Choose one of the prompts below and in approximately 500-750 words, answer every part of it as directly, thoroughly, and precisely as possible, explaining key ideas in your own words and citing evidence from the course’s assigned texts:
Prompt A [Heidegger 1]:
According to Heidegger in “What is a Thing?”, what is the problem of ‘Eddington’s table’? In the process, make sure to provide not only A) an example of how the problem manifests but also B) an explanation of why it is a problem more generally, C) one possible attempt, entertained by Heidegger, of trying to resolve the problem, and D) the reasoning for why that attempt fails. What is the modern answer to what a ‘thing’ is, and what is at least one potentially problematic consequence of this answer?
Prompt B [Sellars]:
According to Sellars in “Philosophy and the Scientific Image of Man”, what are at least two obstacles to establishing the primacy of the ‘scientific image’ over the ‘manifest image’ (be sure to explain what these terms mean in your own words)? What are Sellar’s reasons for thinking that these are obstacles? In the process, reconstruct at least one argument he entertains for a possible reconciliation between the two images as well as an objection that he raises to it.
Prompt C [Heidegger 2]:
According to Heidegger in “The Question Concerning Technology”, what characterizes the essence of ‘technology’? How does Heidegger’s understanding of it differ from the ‘instrumental’ conception of technology (and why is the latter inadequate)? Along the way, make sure to explain the notion of ‘standing reserve’ and how the essence of technology relates to it. Explain the ‘danger’ of technology. How, generally, does technology relate to art?
Formatting: 12-point font, double-spaced. Cite appropriately (for any specific, direct attributions of claims to an author) either parenthetically at the end of sentences or in footnotes, indicating abbreviated source title and page number. Direct quotes and close paraphrases (considered together) should comprise no more than 30% of the text of your submission.
[Listed Roughly in order of importance, with ‘Relevance’ being the umbrella under which the other factors are understood.]
Relevance: Did you properly and fully address the prompt questions as they were asked?
Completeness/thoroughness: Did you answer every part of the question, explaining in your own words all the important key points of the content along the way?
Evidence (textual) provided: Did you make a solid case for your interpretation of the text by citing evidence in support of your specific claims about the author’s ideas?
Clarity/Precision of Expression: Did you write clearly, make your thoughts as transparent as possible to the reader, and choose words that aptly described what you meant to say?
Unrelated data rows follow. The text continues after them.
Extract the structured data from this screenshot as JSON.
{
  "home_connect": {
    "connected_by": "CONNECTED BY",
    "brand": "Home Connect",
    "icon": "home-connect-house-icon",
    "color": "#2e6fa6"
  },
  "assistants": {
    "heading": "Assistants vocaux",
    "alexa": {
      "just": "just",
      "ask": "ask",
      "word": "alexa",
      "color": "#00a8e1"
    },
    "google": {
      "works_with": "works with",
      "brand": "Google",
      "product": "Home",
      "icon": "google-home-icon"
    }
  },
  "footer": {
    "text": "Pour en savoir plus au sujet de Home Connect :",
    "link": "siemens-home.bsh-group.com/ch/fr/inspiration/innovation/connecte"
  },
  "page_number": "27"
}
Did you include the material that is necessary in order to directly and completely respond to the question, avoiding confusing the reader with tangential thoughts?
Proper scholarship (citation format): Did you choose a coherent citation style and consistently stick to it? Did you cite readings that were assigned for the class?
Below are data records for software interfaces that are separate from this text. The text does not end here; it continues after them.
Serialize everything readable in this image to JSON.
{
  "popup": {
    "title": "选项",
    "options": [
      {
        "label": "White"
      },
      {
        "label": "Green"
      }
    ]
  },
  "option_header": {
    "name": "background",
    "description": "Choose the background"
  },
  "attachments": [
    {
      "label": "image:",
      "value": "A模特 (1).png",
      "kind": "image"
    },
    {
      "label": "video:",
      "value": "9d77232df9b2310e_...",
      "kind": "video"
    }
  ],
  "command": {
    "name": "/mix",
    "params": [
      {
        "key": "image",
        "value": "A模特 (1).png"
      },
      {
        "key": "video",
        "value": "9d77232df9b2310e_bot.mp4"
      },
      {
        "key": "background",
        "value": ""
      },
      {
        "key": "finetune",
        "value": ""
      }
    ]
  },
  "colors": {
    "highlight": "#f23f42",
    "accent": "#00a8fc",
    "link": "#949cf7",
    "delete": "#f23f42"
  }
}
General Writing Tips:
– Answer the question as if you were answering someone who asked you in person (i.e., give a relevant, direct, complete answer; this does not mean that you should speak imprecisely or too informally).
– Explain key ideas in your own words, giving the reader the impression that you understand what you’re saying, but whenever attributing a claim to an author, cite (and in the few cases you directly quote, make sure to explain the quote).
– Don’t bother with flowery/drawn-out introductions or conclusion paragraphs; if you write these paragraphs at all, make them a very brief and to-the-point summary of the points you will make (or have made). In such a short submission, it’s likely better to skip them entirely and jump right into answering the question.
– Expect to include citations [but not necessarily direct quotes] often. Your citations are there to provide evidence that your claims about an author’s ideas are based in specific passages of the text, and to give your reader an easy way to understand how your claims constitute a direct interpretation of that text.
– You may cite the lectures, but your main source of evidence for your claims should be the text.
– This is an exercise in textual interpretation, not an encyclopedic summary of a thinker’s ideas. You should give only what background information is necessary to clarify your response to the prompt question, as it becomes relevant to the points you’re making.